Day 703: The Tilted World

Cover for The Tilted WorldBest Book of the Week!
On Good Friday 1927 after months of rain, the levee on the Mississippi near Greenville, Mississippi, collapsed, causing a gigantic flood that swamped 27,000 square acres of land in the Delta, made many people homeless, and killed an untold number of people. The Tilted World is a fictional account of the days before and after the flood.

Dixie Clay has been married for six years. Although her husband Jesse was a fur trader when she married him, it has taken years for her to realize he’s a bootlegger or to see him for the kind of person he is. After her baby died, she started making liquor herself, but she has come to hate her husband. At the beginning of the novel she helps him capture two revenue officers, thinking he will bribe them to make them go away. But she hasn’t heard of them since and is worried that he killed them.

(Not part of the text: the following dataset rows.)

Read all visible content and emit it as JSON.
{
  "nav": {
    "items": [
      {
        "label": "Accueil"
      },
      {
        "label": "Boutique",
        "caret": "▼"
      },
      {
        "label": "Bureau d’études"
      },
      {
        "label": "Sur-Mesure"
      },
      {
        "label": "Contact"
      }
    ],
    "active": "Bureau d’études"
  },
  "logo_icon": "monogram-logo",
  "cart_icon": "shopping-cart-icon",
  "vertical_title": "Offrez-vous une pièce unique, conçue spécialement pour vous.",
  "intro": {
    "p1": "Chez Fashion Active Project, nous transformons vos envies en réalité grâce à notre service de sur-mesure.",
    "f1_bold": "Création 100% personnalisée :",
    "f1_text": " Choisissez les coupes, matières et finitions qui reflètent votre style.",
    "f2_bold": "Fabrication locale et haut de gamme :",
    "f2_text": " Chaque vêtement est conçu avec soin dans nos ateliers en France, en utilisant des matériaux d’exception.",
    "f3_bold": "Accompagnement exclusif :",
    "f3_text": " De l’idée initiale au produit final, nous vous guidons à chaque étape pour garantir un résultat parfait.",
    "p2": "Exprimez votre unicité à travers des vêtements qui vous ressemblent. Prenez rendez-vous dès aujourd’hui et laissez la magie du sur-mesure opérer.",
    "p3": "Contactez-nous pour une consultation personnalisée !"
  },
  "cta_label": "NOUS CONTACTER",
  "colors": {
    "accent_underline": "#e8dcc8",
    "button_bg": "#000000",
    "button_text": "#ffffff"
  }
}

Ingersoll and his partner Ham Johnson are revenuers who have been dispatched by Secretary Herbert Hoover to Hobnob to find out what happened to the other two officers. On their way, in the sodden territory along the river, they find a dying store clerk who has shot two looters. The looters were a couple with a baby, and Ingersoll can’t bring himself to leave the baby there alone. So, Ham goes on ahead to Hobnob while Ingersoll takes the baby to the orphanage in Greenville. But he is an orphan himself, so he turns around and brings the baby back to Hobnob to inquire for someone who would like to take him. He ends up giving the baby to Dixie Clay.

Later, he is disturbed to realize that Dixie’s husband is probably the bootlegger. But he and Ham don’t have time to look for the bootleggers. They have represented themselves as engineers and find that the levee needs to be guarded. There are rumors that rich bankers are planning to sabotage the levee at Hobnob so that the flood will be lessened in urban areas.

This novel is full of energy and action. There is a growing attraction between Dixie and Ingersoll, but their differences seem too large to overcome. I really enjoyed the characters and setting as well as learning about this massive flood that we have all forgotten.

Related Posts

The Known World

The Hamlet

The Johnstown Flood

Advertisements

2 thoughts on “Day 703: The Tilted World

  1. Naomi May 14, 2015 / 12:29 pm

    I like reading about historical disasters, and the story itself sounds good, too. You read a lot of good books I have never heard of!

    • whatmeread May 14, 2015 / 12:33 pm

      I think I’m just behind. This book was relatively popular here last year. I enjoyed it. It is curiously light in tone for being about a disaster.

Leave a Reply

Fill in your details below or click an icon to log in:

WordPress.com Logo

You are commenting using your WordPress.com account. Log Out / Change )

Twitter picture

You are commenting using your Twitter account. Log Out / Change )

Facebook photo

You are commenting using your Facebook account. Log Out / Change )

Google+ photo

You are commenting using your Google+ account. Log Out / Change )

Connecting to %s